● Records supplied
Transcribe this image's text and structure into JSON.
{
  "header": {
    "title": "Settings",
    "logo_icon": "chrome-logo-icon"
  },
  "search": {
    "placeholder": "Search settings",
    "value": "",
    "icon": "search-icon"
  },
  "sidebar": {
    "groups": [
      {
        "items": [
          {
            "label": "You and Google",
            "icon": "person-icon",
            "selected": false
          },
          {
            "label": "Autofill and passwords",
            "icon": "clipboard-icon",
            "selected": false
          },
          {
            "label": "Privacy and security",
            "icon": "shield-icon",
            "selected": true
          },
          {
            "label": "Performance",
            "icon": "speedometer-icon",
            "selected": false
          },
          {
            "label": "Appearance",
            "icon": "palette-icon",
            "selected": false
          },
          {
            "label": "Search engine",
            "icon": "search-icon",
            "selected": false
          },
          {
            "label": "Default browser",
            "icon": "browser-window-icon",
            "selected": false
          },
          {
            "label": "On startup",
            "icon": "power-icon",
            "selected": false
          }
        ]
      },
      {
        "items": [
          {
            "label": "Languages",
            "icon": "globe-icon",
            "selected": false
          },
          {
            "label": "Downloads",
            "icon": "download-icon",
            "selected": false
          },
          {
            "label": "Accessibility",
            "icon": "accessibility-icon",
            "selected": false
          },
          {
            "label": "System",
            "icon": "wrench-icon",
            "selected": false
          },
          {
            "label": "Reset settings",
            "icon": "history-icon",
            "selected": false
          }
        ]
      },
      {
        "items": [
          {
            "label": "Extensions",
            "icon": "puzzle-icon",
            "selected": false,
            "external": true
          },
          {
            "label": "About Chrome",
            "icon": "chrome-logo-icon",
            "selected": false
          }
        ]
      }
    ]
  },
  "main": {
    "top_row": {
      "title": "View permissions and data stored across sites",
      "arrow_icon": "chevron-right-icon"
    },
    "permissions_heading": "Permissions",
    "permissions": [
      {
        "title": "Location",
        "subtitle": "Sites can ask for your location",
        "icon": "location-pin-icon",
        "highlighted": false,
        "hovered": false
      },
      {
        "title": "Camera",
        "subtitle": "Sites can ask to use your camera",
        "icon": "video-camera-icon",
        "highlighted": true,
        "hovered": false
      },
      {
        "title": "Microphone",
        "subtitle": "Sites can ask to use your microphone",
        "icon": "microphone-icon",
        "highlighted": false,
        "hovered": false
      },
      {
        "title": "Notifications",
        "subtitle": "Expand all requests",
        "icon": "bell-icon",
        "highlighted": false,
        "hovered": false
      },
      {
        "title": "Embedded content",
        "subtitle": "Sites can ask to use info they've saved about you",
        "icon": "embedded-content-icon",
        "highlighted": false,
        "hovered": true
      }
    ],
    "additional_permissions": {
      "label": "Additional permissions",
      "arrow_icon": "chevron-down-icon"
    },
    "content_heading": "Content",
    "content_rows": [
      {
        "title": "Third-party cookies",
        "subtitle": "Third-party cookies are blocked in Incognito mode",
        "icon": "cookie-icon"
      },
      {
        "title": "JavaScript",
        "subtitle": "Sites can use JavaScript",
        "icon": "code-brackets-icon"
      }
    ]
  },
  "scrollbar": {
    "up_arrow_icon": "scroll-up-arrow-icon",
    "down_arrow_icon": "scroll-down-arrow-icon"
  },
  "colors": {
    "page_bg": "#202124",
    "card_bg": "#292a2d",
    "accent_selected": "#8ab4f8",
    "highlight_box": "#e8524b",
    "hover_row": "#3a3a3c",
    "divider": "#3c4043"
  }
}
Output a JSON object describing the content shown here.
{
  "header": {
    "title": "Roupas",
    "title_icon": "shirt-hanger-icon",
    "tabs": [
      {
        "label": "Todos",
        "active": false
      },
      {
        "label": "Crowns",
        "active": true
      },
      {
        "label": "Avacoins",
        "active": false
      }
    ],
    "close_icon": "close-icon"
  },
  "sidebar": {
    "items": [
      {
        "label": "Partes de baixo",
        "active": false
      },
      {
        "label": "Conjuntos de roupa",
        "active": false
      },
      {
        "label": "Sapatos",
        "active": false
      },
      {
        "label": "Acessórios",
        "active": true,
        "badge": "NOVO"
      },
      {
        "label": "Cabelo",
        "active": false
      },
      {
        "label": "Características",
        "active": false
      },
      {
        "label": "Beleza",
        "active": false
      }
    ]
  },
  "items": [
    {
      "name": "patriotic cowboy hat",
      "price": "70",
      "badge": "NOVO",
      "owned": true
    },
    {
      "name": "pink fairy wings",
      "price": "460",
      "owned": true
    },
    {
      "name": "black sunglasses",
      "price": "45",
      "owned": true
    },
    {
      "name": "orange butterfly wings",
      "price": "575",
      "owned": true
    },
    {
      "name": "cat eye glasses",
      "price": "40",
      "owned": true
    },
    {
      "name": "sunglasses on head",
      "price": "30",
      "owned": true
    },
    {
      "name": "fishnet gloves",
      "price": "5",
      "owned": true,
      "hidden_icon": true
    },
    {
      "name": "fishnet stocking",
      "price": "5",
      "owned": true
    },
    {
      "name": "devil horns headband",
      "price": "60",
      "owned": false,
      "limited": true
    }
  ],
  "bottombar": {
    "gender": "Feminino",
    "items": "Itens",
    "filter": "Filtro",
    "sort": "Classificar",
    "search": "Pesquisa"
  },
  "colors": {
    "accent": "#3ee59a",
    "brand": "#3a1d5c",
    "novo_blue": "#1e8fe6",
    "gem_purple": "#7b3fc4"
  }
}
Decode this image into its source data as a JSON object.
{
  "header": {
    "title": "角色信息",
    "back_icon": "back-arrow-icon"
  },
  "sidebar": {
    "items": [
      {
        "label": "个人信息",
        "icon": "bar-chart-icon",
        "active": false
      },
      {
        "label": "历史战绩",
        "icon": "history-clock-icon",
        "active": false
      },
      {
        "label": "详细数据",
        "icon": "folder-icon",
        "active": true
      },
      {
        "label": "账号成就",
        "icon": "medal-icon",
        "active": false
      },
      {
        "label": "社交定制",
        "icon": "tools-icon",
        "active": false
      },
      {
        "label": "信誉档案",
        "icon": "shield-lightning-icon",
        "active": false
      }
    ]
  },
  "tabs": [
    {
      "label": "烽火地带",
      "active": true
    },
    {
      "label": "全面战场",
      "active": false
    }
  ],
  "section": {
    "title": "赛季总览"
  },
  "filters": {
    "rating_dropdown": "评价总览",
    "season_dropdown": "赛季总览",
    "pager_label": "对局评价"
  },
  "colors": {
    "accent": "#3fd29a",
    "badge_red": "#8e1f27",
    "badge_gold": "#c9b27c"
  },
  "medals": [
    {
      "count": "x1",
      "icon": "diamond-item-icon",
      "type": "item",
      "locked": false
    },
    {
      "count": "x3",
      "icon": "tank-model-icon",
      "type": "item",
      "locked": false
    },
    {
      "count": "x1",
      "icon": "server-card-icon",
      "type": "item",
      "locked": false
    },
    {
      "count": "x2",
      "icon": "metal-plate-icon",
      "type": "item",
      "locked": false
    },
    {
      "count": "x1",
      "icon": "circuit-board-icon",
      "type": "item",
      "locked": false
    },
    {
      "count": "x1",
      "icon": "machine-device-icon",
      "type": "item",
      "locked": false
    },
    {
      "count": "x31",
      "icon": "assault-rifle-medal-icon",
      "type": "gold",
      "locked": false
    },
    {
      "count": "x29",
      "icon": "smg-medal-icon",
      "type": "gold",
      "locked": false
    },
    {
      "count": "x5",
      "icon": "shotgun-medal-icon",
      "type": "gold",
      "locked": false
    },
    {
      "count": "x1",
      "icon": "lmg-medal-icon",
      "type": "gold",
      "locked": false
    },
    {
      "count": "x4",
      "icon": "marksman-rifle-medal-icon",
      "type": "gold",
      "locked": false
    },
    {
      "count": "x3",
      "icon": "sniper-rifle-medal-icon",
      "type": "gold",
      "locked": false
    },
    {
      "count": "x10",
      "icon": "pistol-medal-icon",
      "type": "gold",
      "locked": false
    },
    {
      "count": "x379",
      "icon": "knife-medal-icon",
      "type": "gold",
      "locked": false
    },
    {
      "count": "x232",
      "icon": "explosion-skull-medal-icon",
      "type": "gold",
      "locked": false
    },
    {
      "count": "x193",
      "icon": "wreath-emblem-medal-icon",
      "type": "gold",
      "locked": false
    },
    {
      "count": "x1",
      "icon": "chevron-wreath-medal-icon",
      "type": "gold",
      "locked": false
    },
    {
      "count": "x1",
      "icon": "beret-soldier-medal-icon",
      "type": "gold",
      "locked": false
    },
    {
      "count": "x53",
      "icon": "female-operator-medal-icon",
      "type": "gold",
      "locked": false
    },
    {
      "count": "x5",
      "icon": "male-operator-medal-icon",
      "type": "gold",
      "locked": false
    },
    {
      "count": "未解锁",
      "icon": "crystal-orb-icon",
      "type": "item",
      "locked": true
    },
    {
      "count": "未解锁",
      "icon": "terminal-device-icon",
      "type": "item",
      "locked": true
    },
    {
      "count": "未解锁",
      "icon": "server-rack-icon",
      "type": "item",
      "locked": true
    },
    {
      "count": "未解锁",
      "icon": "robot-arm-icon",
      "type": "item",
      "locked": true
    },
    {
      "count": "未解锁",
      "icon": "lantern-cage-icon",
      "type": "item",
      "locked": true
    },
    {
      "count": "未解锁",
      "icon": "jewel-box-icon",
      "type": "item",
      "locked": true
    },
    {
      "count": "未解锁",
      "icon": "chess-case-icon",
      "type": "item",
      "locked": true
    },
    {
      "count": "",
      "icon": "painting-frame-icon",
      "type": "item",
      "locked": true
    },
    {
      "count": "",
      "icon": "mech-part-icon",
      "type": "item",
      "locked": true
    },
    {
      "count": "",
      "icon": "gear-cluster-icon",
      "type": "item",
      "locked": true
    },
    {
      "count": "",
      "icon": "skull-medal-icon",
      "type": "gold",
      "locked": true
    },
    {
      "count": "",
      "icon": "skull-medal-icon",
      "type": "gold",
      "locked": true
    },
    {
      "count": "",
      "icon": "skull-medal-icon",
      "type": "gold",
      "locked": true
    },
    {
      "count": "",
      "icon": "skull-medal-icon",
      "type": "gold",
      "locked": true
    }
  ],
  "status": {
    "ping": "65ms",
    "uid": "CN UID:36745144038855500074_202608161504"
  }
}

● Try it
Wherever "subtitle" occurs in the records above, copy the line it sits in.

● Task response
        "subtitle": "Sites can ask for your location",
        "subtitle": "Sites can ask to use your camera",
        "subtitle": "Sites can ask to use your microphone",
        "subtitle": "Expand all requests",
        "subtitle": "Sites can ask to use info they've saved about you",
        "subtitle": "Third-party cookies are blocked in Incognito mode",
        "subtitle": "Sites can use JavaScript",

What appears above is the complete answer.